Using the data below, find how many lines include the word "title" and report that figure alone.
-=-=-
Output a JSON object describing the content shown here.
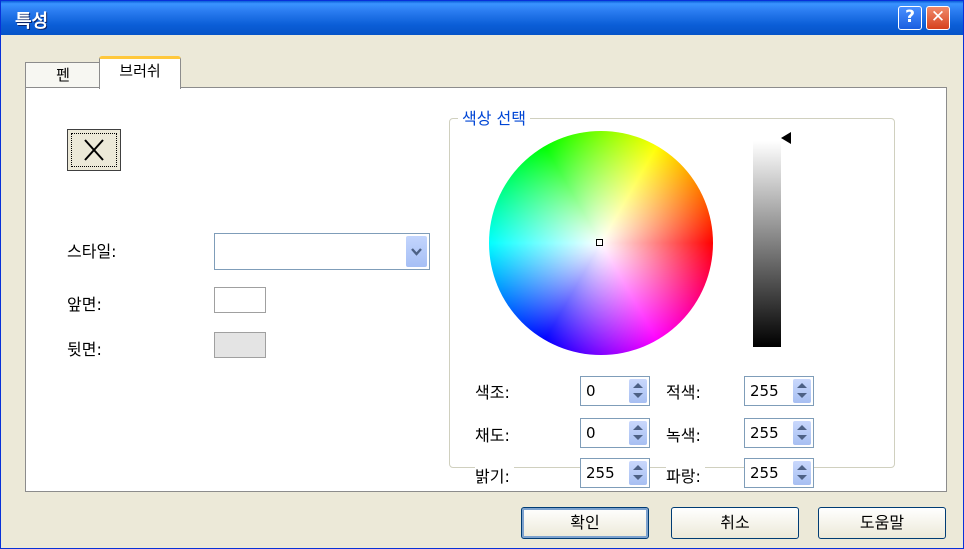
{
  "window": {
    "title": "특성",
    "help_glyph": "?",
    "close_glyph": "✕"
  },
  "tabs": [
    {
      "label": "펜",
      "selected": false
    },
    {
      "label": "브러쉬",
      "selected": true
    }
  ],
  "brush": {
    "none_glyph": "✕",
    "style_label": "스타일:",
    "style_value": "",
    "front_label": "앞면:",
    "front_color": "#ffffff",
    "back_label": "뒷면:",
    "back_color": "#e4e4e4"
  },
  "color_select": {
    "title": "색상 선택",
    "fields": {
      "hue": {
        "label": "색조:",
        "value": "0"
      },
      "saturation": {
        "label": "채도:",
        "value": "0"
      },
      "brightness": {
        "label": "밝기:",
        "value": "255"
      },
      "red": {
        "label": "적색:",
        "value": "255"
      },
      "green": {
        "label": "녹색:",
        "value": "255"
      },
      "blue": {
        "label": "파랑:",
        "value": "255"
      }
    }
  },
  "buttons": {
    "ok": "확인",
    "cancel": "취소",
    "help": "도움말"
  }
}
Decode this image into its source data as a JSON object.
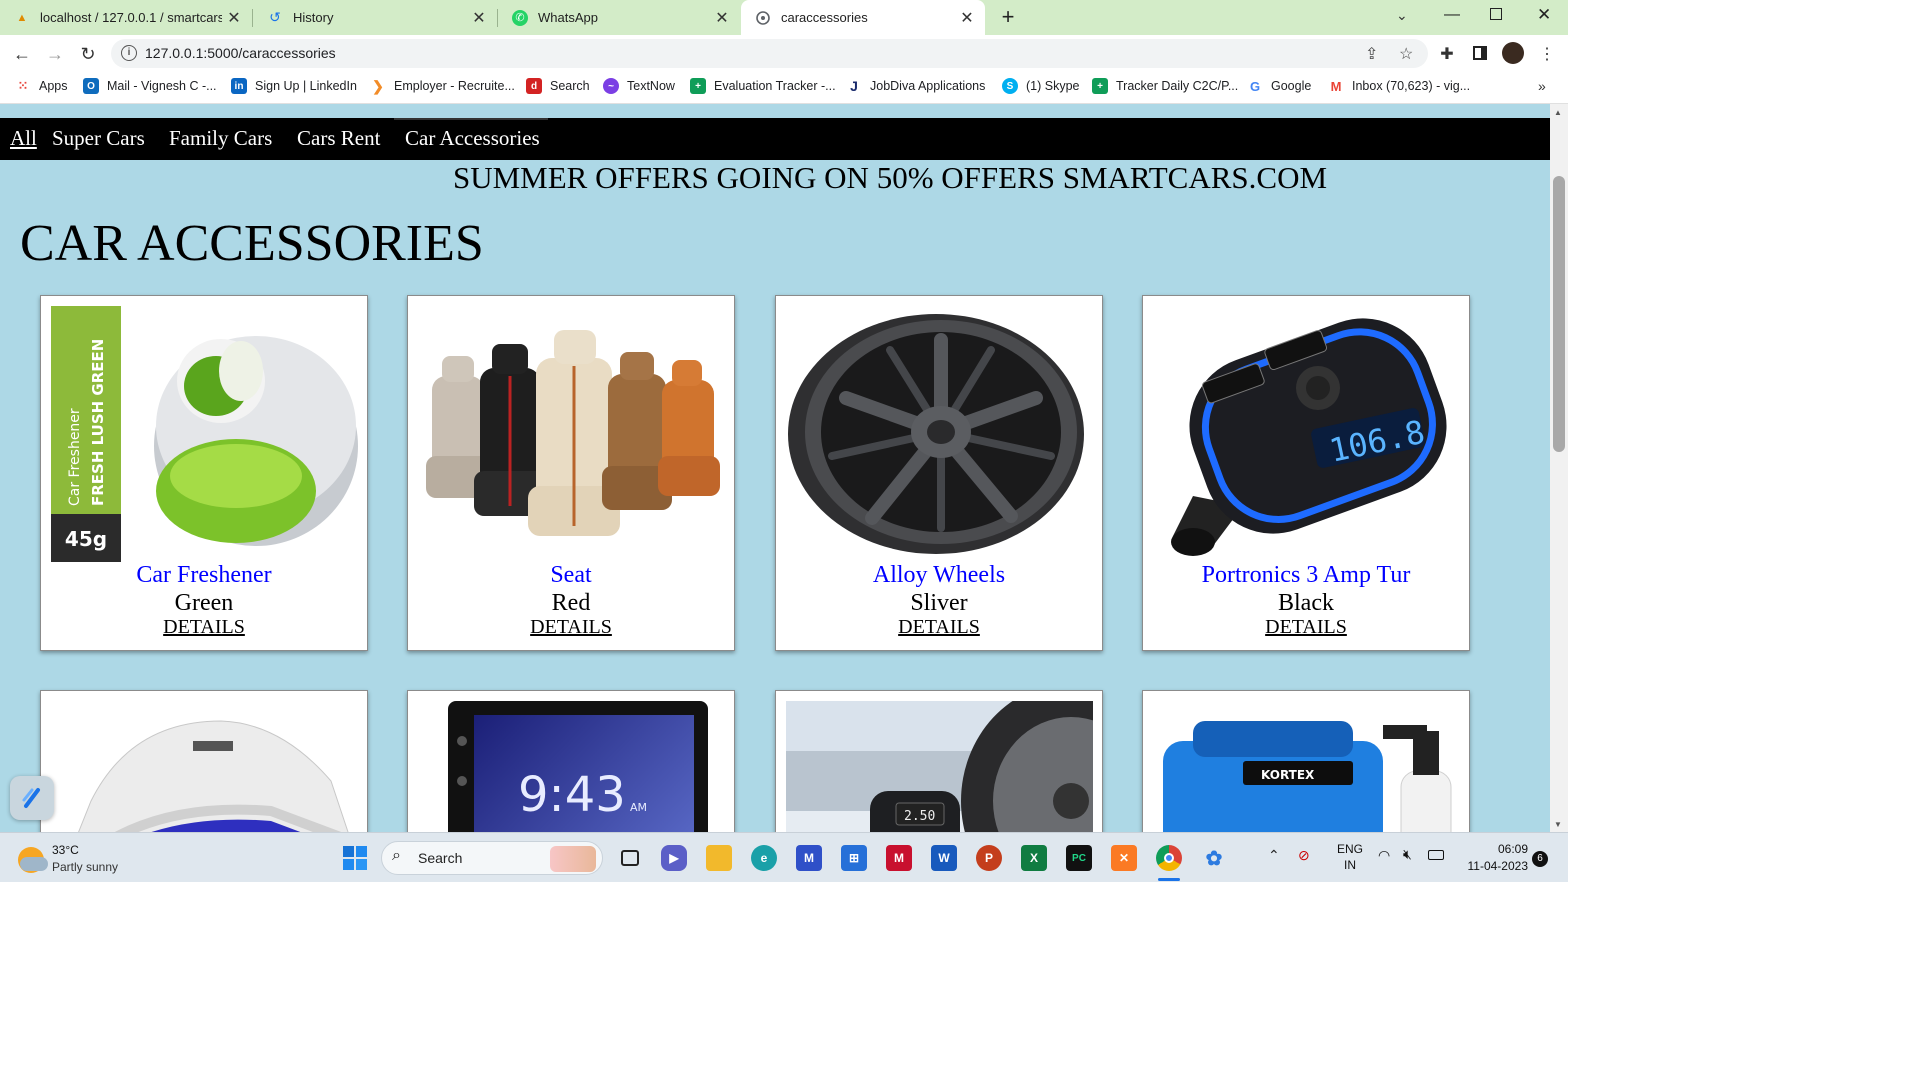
{
  "browser": {
    "tabs": [
      {
        "title": "localhost / 127.0.0.1 / smartcars |",
        "icon": "phpmyadmin-icon"
      },
      {
        "title": "History",
        "icon": "history-icon"
      },
      {
        "title": "WhatsApp",
        "icon": "whatsapp-icon"
      },
      {
        "title": "caraccessories",
        "icon": "globe-icon"
      }
    ],
    "url": "127.0.0.1:5000/caraccessories",
    "bookmarks": [
      {
        "label": "Apps"
      },
      {
        "label": "Mail - Vignesh C -..."
      },
      {
        "label": "Sign Up | LinkedIn"
      },
      {
        "label": "Employer - Recruite..."
      },
      {
        "label": "Search"
      },
      {
        "label": "TextNow"
      },
      {
        "label": "Evaluation Tracker -..."
      },
      {
        "label": "JobDiva Applications"
      },
      {
        "label": "(1) Skype"
      },
      {
        "label": "Tracker Daily C2C/P..."
      },
      {
        "label": "Google"
      },
      {
        "label": "Inbox (70,623) - vig..."
      }
    ]
  },
  "page": {
    "nav": [
      "All",
      "Super Cars",
      "Family Cars",
      "Cars Rent",
      "Car Accessories"
    ],
    "banner": "SUMMER OFFERS GOING ON 50% OFFERS SMARTCARS.COM",
    "title": "CAR ACCESSORIES",
    "products": [
      {
        "name": "Car Freshener",
        "color": "Green",
        "details": "DETAILS",
        "label_text": "Car Freshener FRESH LUSH GREEN",
        "weight": "45g"
      },
      {
        "name": "Seat",
        "color": "Red",
        "details": "DETAILS"
      },
      {
        "name": "Alloy Wheels",
        "color": "Sliver",
        "details": "DETAILS"
      },
      {
        "name": "Portronics 3 Amp Tur",
        "color": "Black",
        "details": "DETAILS",
        "display_text": "106.8"
      }
    ],
    "second_row": [
      {
        "image": "car-cover-image"
      },
      {
        "image": "car-stereo-image",
        "display_text": "9:43",
        "ampm": "AM"
      },
      {
        "image": "tyre-inflator-image",
        "display_text": "2.50"
      },
      {
        "image": "pressure-washer-image",
        "brand": "KORTEX"
      }
    ]
  },
  "taskbar": {
    "weather_temp": "33°C",
    "weather_desc": "Partly sunny",
    "search_placeholder": "Search",
    "lang_1": "ENG",
    "lang_2": "IN",
    "time": "06:09",
    "date": "11-04-2023",
    "notification_count": "6"
  }
}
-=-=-
WORKED SOLUTION: 7